Food availability/affordability 

Levels of food insecurity dipped in August (to 12% from 16% in July) but increased significantly in September (to 18%) and have remained steady since. In November 1 in 5 respondents (19%) reported cutting down on meals for financial reasons.  

Food insecurity is a particular issue for younger age groups, being experienced by 38% of 16-24 year olds in November, a significant increase since the late summer (22% in August). Those who have been advised to self-isolate, households with a child, and those who have a physical or mental health condition, are also more likely to be experiencing food insecurity.  

There continues to be a particularly steep age differential in reported food bank or food charity usage, with 26% of 16-24 year olds reporting accessing food in this way in November but only 3% of those aged 45-54. The 16-24 year age group has seen a 3 fold increase since August (9%). 

The lived experience of food insecurity under COVID-19

The qualitative research showed how people in food insecurity were coping with income loss, which has rapidly exacerbated existing insecurity and vulnerabilities. 

  • Basic costs rising (such as utility bills or caring for parents or children) impacted access to affordable food.  
  • Impacts reached far beyond missed meals: participants were experiencing complex and interlocking physical, emotional, social and financial challenges.
  • People were unable to access sufficient help to meet their needs, or alternatively were unaware of support that may be available or unwilling to access charitable help due to perceived stigma.    

Consumers and the food system: COVID-19 

The qualitative research showed that more generally, COVID-19 had changed how consumers buy, cook and eat food.

  • Experiences of COVID-19 for UK citizens were variable, including time, space to spare, health, employment and financial status, existing food habits, geography and trust in food businesses and systems. 
  • Many experienced positive changes to household food behaviours that they wished to continue as lockdown eased, for example increased home-cooking and food sharing and increased attention to diet.
  • Trust in food businesses had mostly strengthened under COVID-19, driven primarily by a perceived robust ‘return to normal’ after early disruptions like product shortages. 
  • Participants were eager for clear visual safety cues in shops, particularly clear social distancing. 
  • Participants were for the most part not thinking in-depth about UK or global food systems under COVID-19. However, awareness of food systems issues were more prominent than in past research.  

Social media listening 

  • Key themes included consumer purchasing behaviours, food delivery, restaurants’ response to lockdown and safety around new regulations and recommendations.    
  • This short study demonstrated the potential use and inherent limitations of using social media to gain insight into people’s behaviour and attitudes.

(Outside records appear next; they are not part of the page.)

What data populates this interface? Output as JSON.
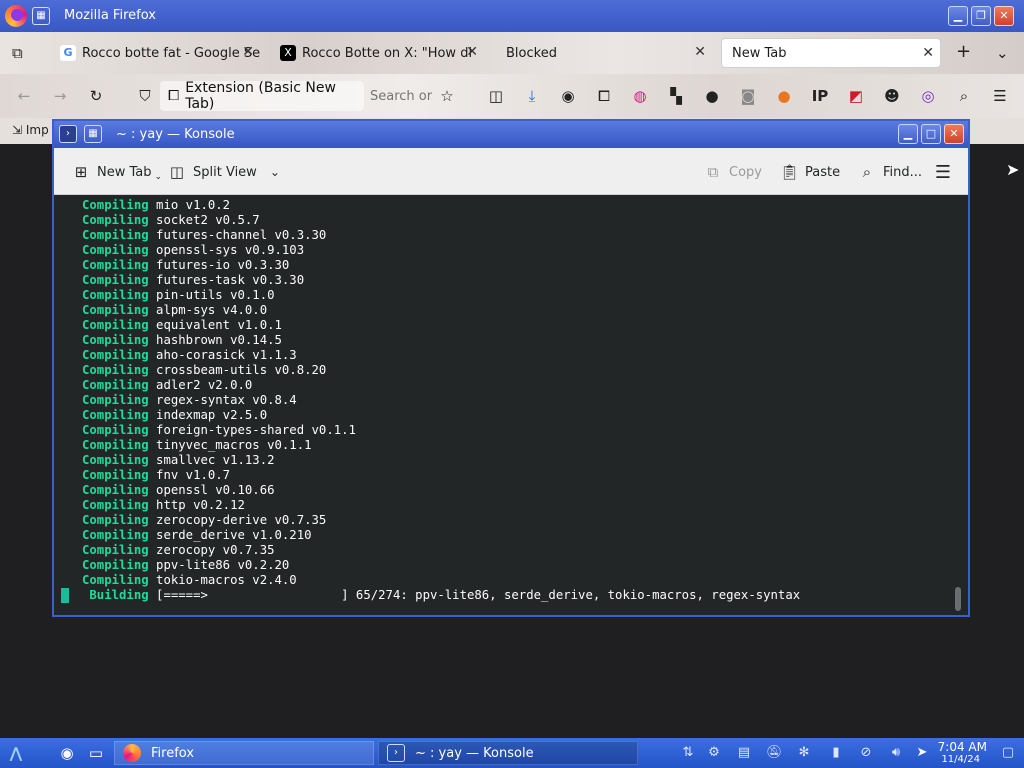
{
  "firefox": {
    "window_title": "Mozilla Firefox",
    "tabs": [
      {
        "label": "Rocco botte fat - Google Se",
        "favicon": "G"
      },
      {
        "label": "Rocco Botte on X: \"How di",
        "favicon": "X"
      },
      {
        "label": "Blocked",
        "favicon": ""
      },
      {
        "label": "New Tab",
        "favicon": ""
      }
    ],
    "urlbar_extension_label": "Extension (Basic New Tab)",
    "search_placeholder": "Search or",
    "bookmark_label": "Imp"
  },
  "konsole": {
    "title": "~ : yay — Konsole",
    "toolbar": {
      "new_tab": "New Tab",
      "split_view": "Split View",
      "copy": "Copy",
      "paste": "Paste",
      "find": "Find..."
    },
    "lines": [
      {
        "kw": "Compiling",
        "text": "mio v1.0.2"
      },
      {
        "kw": "Compiling",
        "text": "socket2 v0.5.7"
      },
      {
        "kw": "Compiling",
        "text": "futures-channel v0.3.30"
      },
      {
        "kw": "Compiling",
        "text": "openssl-sys v0.9.103"
      },
      {
        "kw": "Compiling",
        "text": "futures-io v0.3.30"
      },
      {
        "kw": "Compiling",
        "text": "futures-task v0.3.30"
      },
      {
        "kw": "Compiling",
        "text": "pin-utils v0.1.0"
      },
      {
        "kw": "Compiling",
        "text": "alpm-sys v4.0.0"
      },
      {
        "kw": "Compiling",
        "text": "equivalent v1.0.1"
      },
      {
        "kw": "Compiling",
        "text": "hashbrown v0.14.5"
      },
      {
        "kw": "Compiling",
        "text": "aho-corasick v1.1.3"
      },
      {
        "kw": "Compiling",
        "text": "crossbeam-utils v0.8.20"
      },
      {
        "kw": "Compiling",
        "text": "adler2 v2.0.0"
      },
      {
        "kw": "Compiling",
        "text": "regex-syntax v0.8.4"
      },
      {
        "kw": "Compiling",
        "text": "indexmap v2.5.0"
      },
      {
        "kw": "Compiling",
        "text": "foreign-types-shared v0.1.1"
      },
      {
        "kw": "Compiling",
        "text": "tinyvec_macros v0.1.1"
      },
      {
        "kw": "Compiling",
        "text": "smallvec v1.13.2"
      },
      {
        "kw": "Compiling",
        "text": "fnv v1.0.7"
      },
      {
        "kw": "Compiling",
        "text": "openssl v0.10.66"
      },
      {
        "kw": "Compiling",
        "text": "http v0.2.12"
      },
      {
        "kw": "Compiling",
        "text": "zerocopy-derive v0.7.35"
      },
      {
        "kw": "Compiling",
        "text": "serde_derive v1.0.210"
      },
      {
        "kw": "Compiling",
        "text": "zerocopy v0.7.35"
      },
      {
        "kw": "Compiling",
        "text": "ppv-lite86 v0.2.20"
      },
      {
        "kw": "Compiling",
        "text": "tokio-macros v2.4.0"
      },
      {
        "kw": " Building",
        "text": "[=====>                  ] 65/274: ppv-lite86, serde_derive, tokio-macros, regex-syntax"
      }
    ]
  },
  "taskbar": {
    "items": [
      {
        "label": "Firefox"
      },
      {
        "label": "~ : yay — Konsole"
      }
    ],
    "clock_time": "7:04 AM",
    "clock_date": "11/4/24"
  },
  "colors": {
    "accent_blue": "#3a5fd0",
    "terminal_bg": "#232627",
    "terminal_keyword": "#1cdc9a",
    "terminal_text": "#fcfcfc"
  }
}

In context with survey and desk research data, social media listening helped to provide a more complete picture of how the public reacted to this pandemic in near real time. We concluded that social media analysis should be used to support other, more robust research and surveys.

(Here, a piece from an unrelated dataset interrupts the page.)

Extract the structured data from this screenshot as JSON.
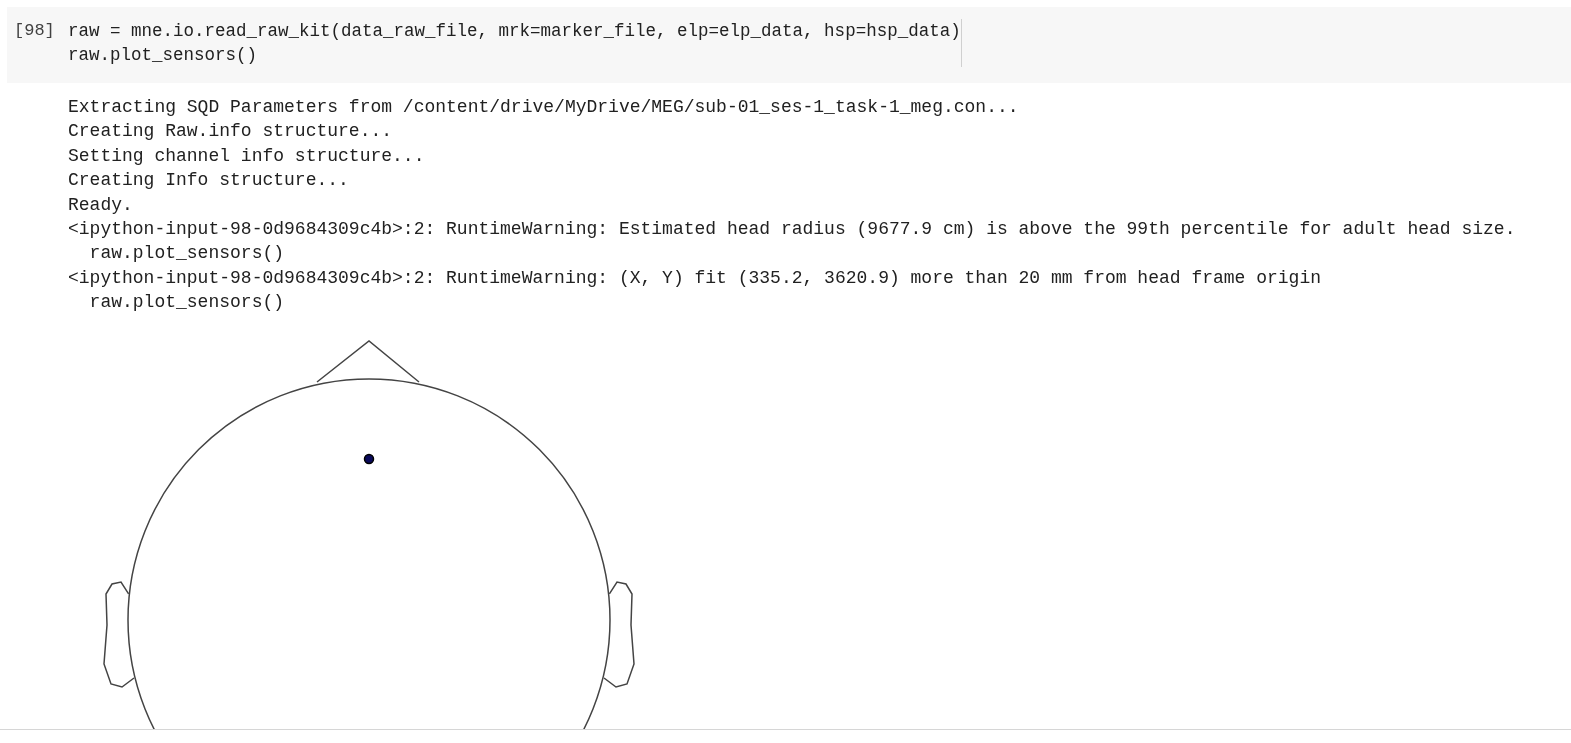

FSA COVID-19 expert panel 

Our expert panel helped us to understand the potential impact of longer-term changes. They concluded that the policy response to COVID-19 outbreak needs to be responsive, far reaching, and address the needs of both the consumer and food businesses. 

  • In the short term, a reduction of regulatory oversight/inspection was a cause of concern.  
  • Later, changing businesses models leading to a lack of awareness of requirements was another focus. Changes to business practices include business diversification, specifically the shift to online delivery and takeaway 
  • Changes to consumer behaviours include an increase in home cooking/food preparation. 

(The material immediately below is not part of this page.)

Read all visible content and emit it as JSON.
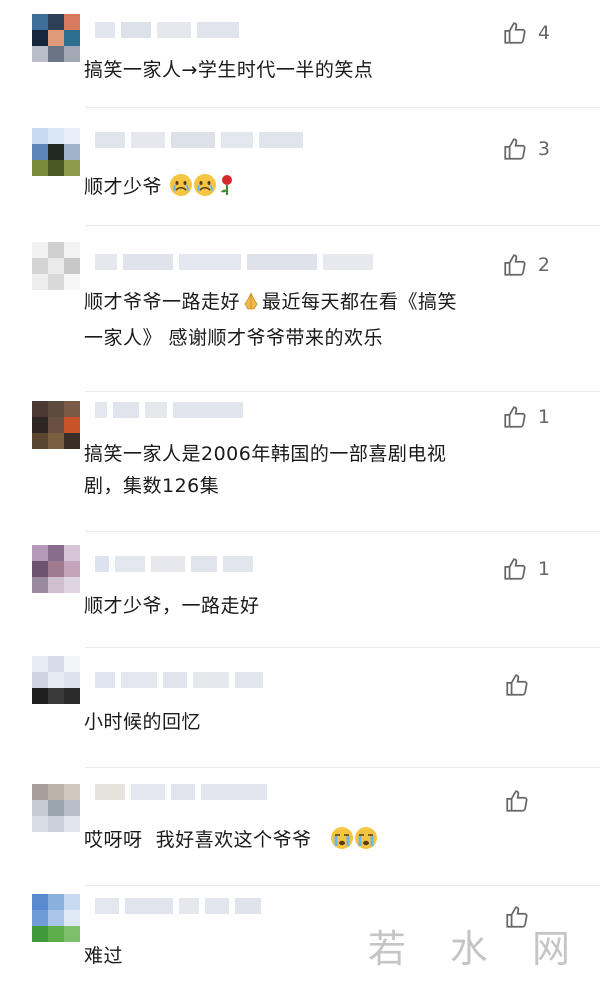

Data tables are available for each Wave on our open data catalogue. You will also find guidance on how to use the data tables. We hope to be able to upload our SPSS datasets on to the open data catalogue shortly.